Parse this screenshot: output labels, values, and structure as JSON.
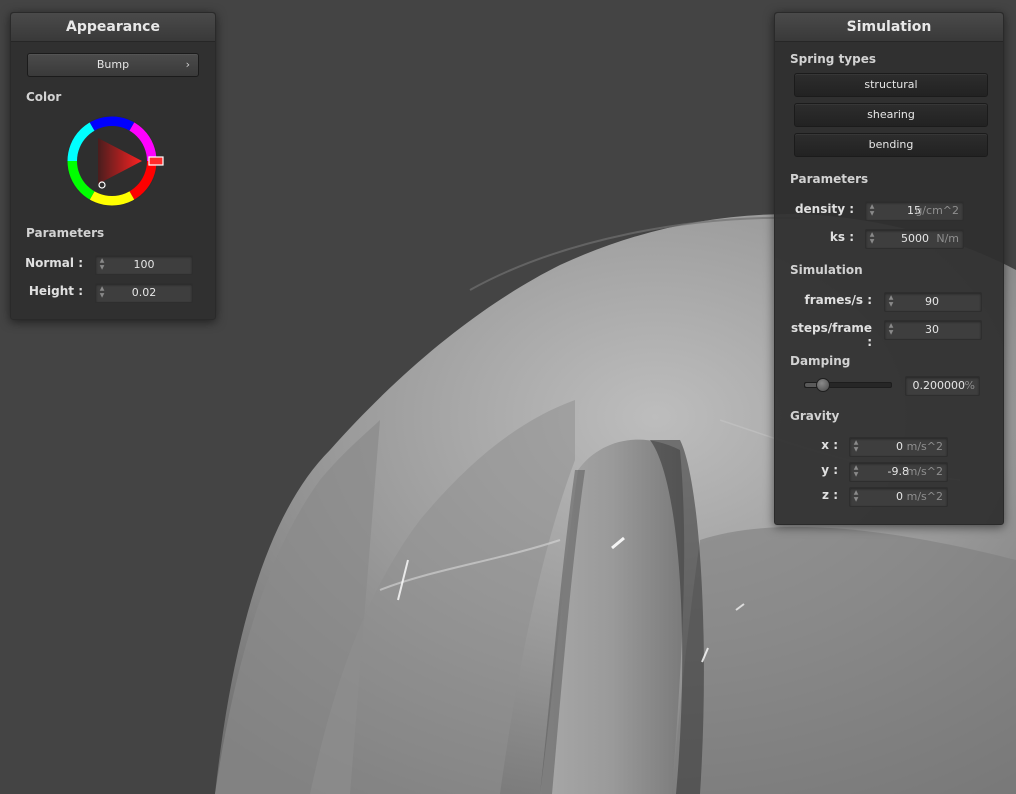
{
  "appearance": {
    "title": "Appearance",
    "shader_button": "Bump",
    "chevron_icon": "chevron-right-icon",
    "color_label": "Color",
    "color_wheel_icon": "color-wheel-icon",
    "selected_color": "#ff0000",
    "parameters_label": "Parameters",
    "normal": {
      "label": "Normal :",
      "value": "100"
    },
    "height": {
      "label": "Height :",
      "value": "0.02"
    }
  },
  "simulation": {
    "title": "Simulation",
    "spring_types_label": "Spring types",
    "spring_buttons": [
      "structural",
      "shearing",
      "bending"
    ],
    "parameters_label": "Parameters",
    "density": {
      "label": "density :",
      "value": "15",
      "unit": "g/cm^2"
    },
    "ks": {
      "label": "ks :",
      "value": "5000",
      "unit": "N/m"
    },
    "simulation_label": "Simulation",
    "frames": {
      "label": "frames/s :",
      "value": "90"
    },
    "steps": {
      "label": "steps/frame :",
      "value": "30"
    },
    "damping_label": "Damping",
    "damping": {
      "value": "0.200000",
      "unit": "%",
      "slider_fraction": 0.2
    },
    "gravity_label": "Gravity",
    "gravity": {
      "x": {
        "label": "x :",
        "value": "0",
        "unit": "m/s^2"
      },
      "y": {
        "label": "y :",
        "value": "-9.8",
        "unit": "m/s^2"
      },
      "z": {
        "label": "z :",
        "value": "0",
        "unit": "m/s^2"
      }
    }
  },
  "scene": {
    "background": "#444444",
    "object": "cloth-sphere-render"
  }
}
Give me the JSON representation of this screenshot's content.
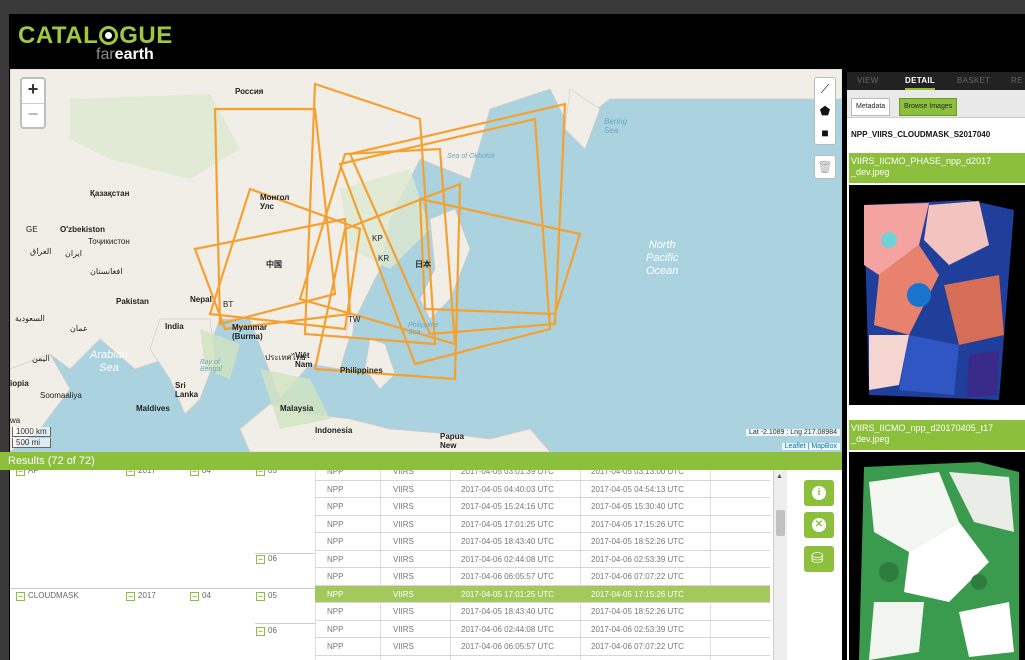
{
  "app": {
    "logo_main_left": "CATAL",
    "logo_main_right": "GUE",
    "logo_sub_light": "far",
    "logo_sub_bold": "earth"
  },
  "map": {
    "labels": {
      "russia": "Россия",
      "kazakhstan": "Қазақстан",
      "mongolia": "Монгол\nУлс",
      "uzbekistan": "O'zbekiston",
      "tajikistan": "Тоҷикистон",
      "china": "中国",
      "japan": "日本",
      "kr": "KR",
      "kp": "KP",
      "tw": "TW",
      "pakistan": "Pakistan",
      "nepal": "Nepal",
      "bt": "BT",
      "india": "India",
      "myanmar": "Myanmar\n(Burma)",
      "vietnam": "Việt\nNam",
      "thailand": "ประเทศไทย",
      "philippines": "Philippines",
      "srilanka": "Sri\nLanka",
      "maldives": "Maldives",
      "malaysia": "Malaysia",
      "indonesia": "Indonesia",
      "papua": "Papua\nNew",
      "iran": "ایران",
      "iraq": "العراق",
      "afghanistan": "افغانستان",
      "saudi": "السعودية",
      "oman": "عمان",
      "yemen": "اليمن",
      "ethiopia": "iopia",
      "somalia": "Soomaaliya",
      "ge": "GE",
      "arabian_sea": "Arabian\nSea",
      "bay_of_bengal": "Bay of\nBengal",
      "north_pacific": "North\nPacific\nOcean",
      "bering_sea": "Bering\nSea",
      "sea_of_okhotsk": "Sea of Okhotsk",
      "philippine_sea": "Philippine\nSea",
      "wa": "wa"
    },
    "zoom_in": "+",
    "zoom_out": "−",
    "scale_km": "1000 km",
    "scale_mi": "500 mi",
    "coords": "Lat -2.1089 : Lng 217.08984",
    "attribution": "Leaflet | MapBox",
    "footprint_color": "#f5a132"
  },
  "results": {
    "header": "Results (72 of 72)",
    "tree": {
      "groups": [
        {
          "product": "AF",
          "year": "2017",
          "month": "04",
          "days": [
            "05",
            "06"
          ]
        },
        {
          "product": "CLOUDMASK",
          "year": "2017",
          "month": "04",
          "days": [
            "05",
            "06"
          ]
        }
      ]
    },
    "rows": [
      {
        "sat": "NPP",
        "sensor": "VIIRS",
        "start": "2017-04-05 03:01:39 UTC",
        "end": "2017-04-05 03:13:00 UTC"
      },
      {
        "sat": "NPP",
        "sensor": "VIIRS",
        "start": "2017-04-05 04:40:03 UTC",
        "end": "2017-04-05 04:54:13 UTC"
      },
      {
        "sat": "NPP",
        "sensor": "VIIRS",
        "start": "2017-04-05 15:24:16 UTC",
        "end": "2017-04-05 15:30:40 UTC"
      },
      {
        "sat": "NPP",
        "sensor": "VIIRS",
        "start": "2017-04-05 17:01:25 UTC",
        "end": "2017-04-05 17:15:26 UTC"
      },
      {
        "sat": "NPP",
        "sensor": "VIIRS",
        "start": "2017-04-05 18:43:40 UTC",
        "end": "2017-04-05 18:52:26 UTC"
      },
      {
        "sat": "NPP",
        "sensor": "VIIRS",
        "start": "2017-04-06 02:44:08 UTC",
        "end": "2017-04-06 02:53:39 UTC"
      },
      {
        "sat": "NPP",
        "sensor": "VIIRS",
        "start": "2017-04-06 06:05:57 UTC",
        "end": "2017-04-06 07:07:22 UTC"
      },
      {
        "sat": "NPP",
        "sensor": "VIIRS",
        "start": "2017-04-05 17:01:25 UTC",
        "end": "2017-04-05 17:15:26 UTC"
      },
      {
        "sat": "NPP",
        "sensor": "VIIRS",
        "start": "2017-04-05 18:43:40 UTC",
        "end": "2017-04-05 18:52:26 UTC"
      },
      {
        "sat": "NPP",
        "sensor": "VIIRS",
        "start": "2017-04-06 02:44:08 UTC",
        "end": "2017-04-06 02:53:39 UTC"
      },
      {
        "sat": "NPP",
        "sensor": "VIIRS",
        "start": "2017-04-06 06:05:57 UTC",
        "end": "2017-04-06 07:07:22 UTC"
      }
    ],
    "selected_row": 7,
    "action_icons": [
      "info-icon",
      "close-icon",
      "basket-icon"
    ],
    "accent_color": "#8bbf3c"
  },
  "panel": {
    "tabs": [
      "VIEW",
      "DETAIL",
      "BASKET",
      "RE"
    ],
    "active_tab": "DETAIL",
    "subtabs": [
      "Metadata",
      "Browse Images"
    ],
    "active_subtab": "Browse Images",
    "product_name": "NPP_VIIRS_CLOUDMASK_S2017040",
    "images": [
      {
        "title": "VIIRS_IICMO_PHASE_npp_d2017\n_dev.jpeg"
      },
      {
        "title": "VIIRS_IICMO_npp_d20170405_t17\n_dev.jpeg"
      }
    ]
  }
}
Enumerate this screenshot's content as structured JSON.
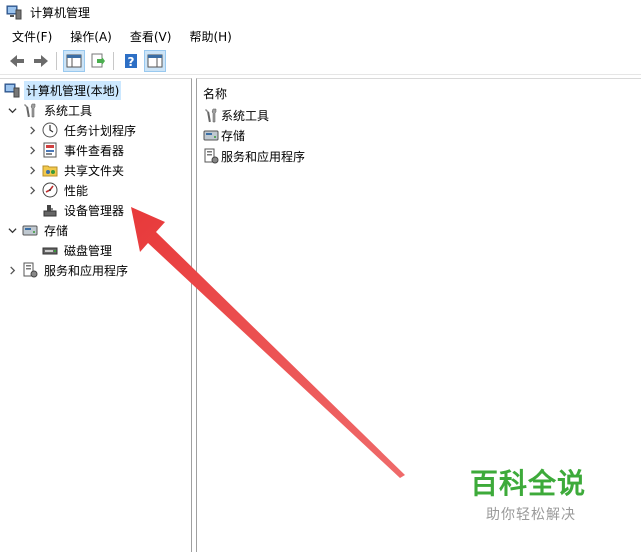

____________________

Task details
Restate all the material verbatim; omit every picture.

Solution
Parse this screenshot: output labels, values, and structure as JSON.
{
  "appearance": {
    "title": "Appearance",
    "shader_button": "Bump",
    "chevron_icon": "chevron-right-icon",
    "color_label": "Color",
    "color_wheel_icon": "color-wheel-icon",
    "selected_color": "#ff0000",
    "parameters_label": "Parameters",
    "normal": {
      "label": "Normal :",
      "value": "100"
    },
    "height": {
      "label": "Height :",
      "value": "0.02"
    }
  },
  "simulation": {
    "title": "Simulation",
    "spring_types_label": "Spring types",
    "spring_buttons": [
      "structural",
      "shearing",
      "bending"
    ],
    "parameters_label": "Parameters",
    "density": {
      "label": "density :",
      "value": "15",
      "unit": "g/cm^2"
    },
    "ks": {
      "label": "ks :",
      "value": "5000",
      "unit": "N/m"
    },
    "simulation_label": "Simulation",
    "frames": {
      "label": "frames/s :",
      "value": "90"
    },
    "steps": {
      "label": "steps/frame :",
      "value": "30"
    },
    "damping_label": "Damping",
    "damping": {
      "value": "0.200000",
      "unit": "%",
      "slider_fraction": 0.2
    },
    "gravity_label": "Gravity",
    "gravity": {
      "x": {
        "label": "x :",
        "value": "0",
        "unit": "m/s^2"
      },
      "y": {
        "label": "y :",
        "value": "-9.8",
        "unit": "m/s^2"
      },
      "z": {
        "label": "z :",
        "value": "0",
        "unit": "m/s^2"
      }
    }
  },
  "scene": {
    "background": "#444444",
    "object": "cloth-sphere-render"
  }
}
Give me the JSON representation of this screenshot's content.
{
  "app": {
    "logo_main_left": "CATAL",
    "logo_main_right": "GUE",
    "logo_sub_light": "far",
    "logo_sub_bold": "earth"
  },
  "map": {
    "labels": {
      "russia": "Россия",
      "kazakhstan": "Қазақстан",
      "mongolia": "Монгол\nУлс",
      "uzbekistan": "O'zbekiston",
      "tajikistan": "Тоҷикистон",
      "china": "中国",
      "japan": "日本",
      "kr": "KR",
      "kp": "KP",
      "tw": "TW",
      "pakistan": "Pakistan",
      "nepal": "Nepal",
      "bt": "BT",
      "india": "India",
      "myanmar": "Myanmar\n(Burma)",
      "vietnam": "Việt\nNam",
      "thailand": "ประเทศไทย",
      "philippines": "Philippines",
      "srilanka": "Sri\nLanka",
      "maldives": "Maldives",
      "malaysia": "Malaysia",
      "indonesia": "Indonesia",
      "papua": "Papua\nNew",
      "iran": "ایران",
      "iraq": "العراق",
      "afghanistan": "افغانستان",
      "saudi": "السعودية",
      "oman": "عمان",
      "yemen": "اليمن",
      "ethiopia": "iopia",
      "somalia": "Soomaaliya",
      "ge": "GE",
      "arabian_sea": "Arabian\nSea",
      "bay_of_bengal": "Bay of\nBengal",
      "north_pacific": "North\nPacific\nOcean",
      "bering_sea": "Bering\nSea",
      "sea_of_okhotsk": "Sea of Okhotsk",
      "philippine_sea": "Philippine\nSea",
      "wa": "wa"
    },
    "zoom_in": "+",
    "zoom_out": "−",
    "scale_km": "1000 km",
    "scale_mi": "500 mi",
    "coords": "Lat -2.1089 : Lng 217.08984",
    "attribution": "Leaflet | MapBox",
    "footprint_color": "#f5a132"
  },
  "results": {
    "header": "Results (72 of 72)",
    "tree": {
      "groups": [
        {
          "product": "AF",
          "year": "2017",
          "month": "04",
          "days": [
            "05",
            "06"
          ]
        },
        {
          "product": "CLOUDMASK",
          "year": "2017",
          "month": "04",
          "days": [
            "05",
            "06"
          ]
        }
      ]
    },
    "rows": [
      {
        "sat": "NPP",
        "sensor": "VIIRS",
        "start": "2017-04-05 03:01:39 UTC",
        "end": "2017-04-05 03:13:00 UTC"
      },
      {
        "sat": "NPP",
        "sensor": "VIIRS",
        "start": "2017-04-05 04:40:03 UTC",
        "end": "2017-04-05 04:54:13 UTC"
      },
      {
        "sat": "NPP",
        "sensor": "VIIRS",
        "start": "2017-04-05 15:24:16 UTC",
        "end": "2017-04-05 15:30:40 UTC"
      },
      {
        "sat": "NPP",
        "sensor": "VIIRS",
        "start": "2017-04-05 17:01:25 UTC",
        "end": "2017-04-05 17:15:26 UTC"
      },
      {
        "sat": "NPP",
        "sensor": "VIIRS",
        "start": "2017-04-05 18:43:40 UTC",
        "end": "2017-04-05 18:52:26 UTC"
      },
      {
        "sat": "NPP",
        "sensor": "VIIRS",
        "start": "2017-04-06 02:44:08 UTC",
        "end": "2017-04-06 02:53:39 UTC"
      },
      {
        "sat": "NPP",
        "sensor": "VIIRS",
        "start": "2017-04-06 06:05:57 UTC",
        "end": "2017-04-06 07:07:22 UTC"
      },
      {
        "sat": "NPP",
        "sensor": "VIIRS",
        "start": "2017-04-05 17:01:25 UTC",
        "end": "2017-04-05 17:15:26 UTC"
      },
      {
        "sat": "NPP",
        "sensor": "VIIRS",
        "start": "2017-04-05 18:43:40 UTC",
        "end": "2017-04-05 18:52:26 UTC"
      },
      {
        "sat": "NPP",
        "sensor": "VIIRS",
        "start": "2017-04-06 02:44:08 UTC",
        "end": "2017-04-06 02:53:39 UTC"
      },
      {
        "sat": "NPP",
        "sensor": "VIIRS",
        "start": "2017-04-06 06:05:57 UTC",
        "end": "2017-04-06 07:07:22 UTC"
      }
    ],
    "selected_row": 7,
    "action_icons": [
      "info-icon",
      "close-icon",
      "basket-icon"
    ],
    "accent_color": "#8bbf3c"
  },
  "panel": {
    "tabs": [
      "VIEW",
      "DETAIL",
      "BASKET",
      "RE"
    ],
    "active_tab": "DETAIL",
    "subtabs": [
      "Metadata",
      "Browse Images"
    ],
    "active_subtab": "Browse Images",
    "product_name": "NPP_VIIRS_CLOUDMASK_S2017040",
    "images": [
      {
        "title": "VIIRS_IICMO_PHASE_npp_d2017\n_dev.jpeg"
      },
      {
        "title": "VIIRS_IICMO_npp_d20170405_t17\n_dev.jpeg"
      }
    ]
  }
}
Enumerate this screenshot's content as structured JSON.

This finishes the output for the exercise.